It was just a scare for the young Belgian rider, who overcame a fall with about 45 kilometers (28 miles) to go in Stage 12 of the Spanish Vuelta to keep his overall lead entering the second half of the final Grand Tour race of the year.
Olympic champion Richard Carapaz won the stage with a dominant run on the final climb to earn his first Vuelta victory. The rider from team Ineos Grenadiers hit the handlebar of his bicycle a couple of times to celebrate his fourth Grand Tour stage win.
The 2019 Giro d’Italia champion launched his attack with about two kilometers (1.2 miles) to go to become the first Ecuadorean to win a Vuelta stage.
“We had the focus now on trying to win a stage, and I’m really happy with that,” the 29-year-old Carapaz said. “I knew I had one move left and I made the most out of it. I’m very happy. I have to enjoy it.”
Wilco Kelderman was second at the end of the stage, nine seconds behind Carapaz, and Marc Soler was third, 24 seconds off the lead.

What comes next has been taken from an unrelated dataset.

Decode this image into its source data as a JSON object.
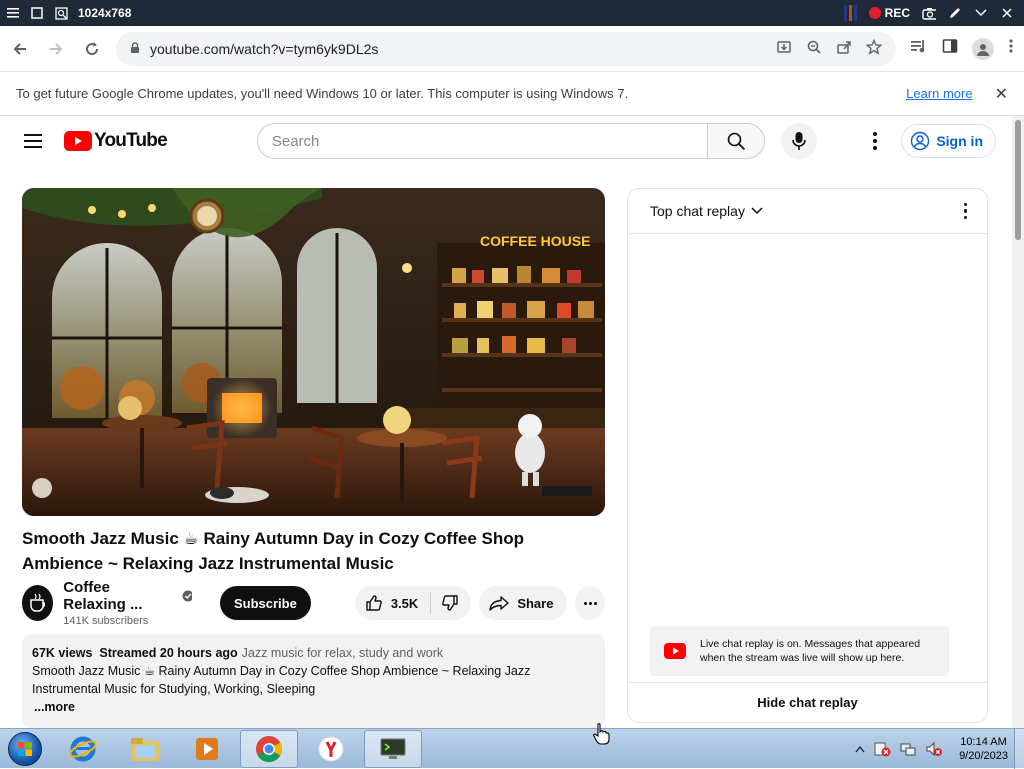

After changing his bicycle, Evenepoel complained to race officials about some of the motorbikes that were in front of him before he crashed.
“It’s just my leg but it’s fine, I think. My bike is much worse than myself,” the 22-year-old rider from team Quick-Step Alpha Vinyl said after the race. “It was a super slippery corner. The motorbikes were slipping as well and slowing down so that’s why I wanted to cut the corner but it was a bit too much.”
Evenepoel showed no signs of being bothered by his right leg injury following the fall, and successfully fended off the breakaway attempts by his closest challenger, three-time defending champion Primoz Roglic.
“I felt good on the climb. I knew it was a climb to just follow and in the last hundreds of meters I just went all out because I felt I still had something left,” Evenepoel said. “It was a good feeling, that’s what’s important. Except for the crash, it was the scenario we wanted. Everybody was strong. Now I need to heal the wounds and try to recover tomorrow as it will be a sprint stage.”
Evenepoel maintained a lead of 2 minutes, 41 seconds over Roglic in the general classification, and was more than three minutes ahead of Enric Mas.
Evenepoel has held the leader’s red jersey since the sixth stage.
Riders will face a mostly flat Stage 13 from Ronda to Montilla in southern Spain.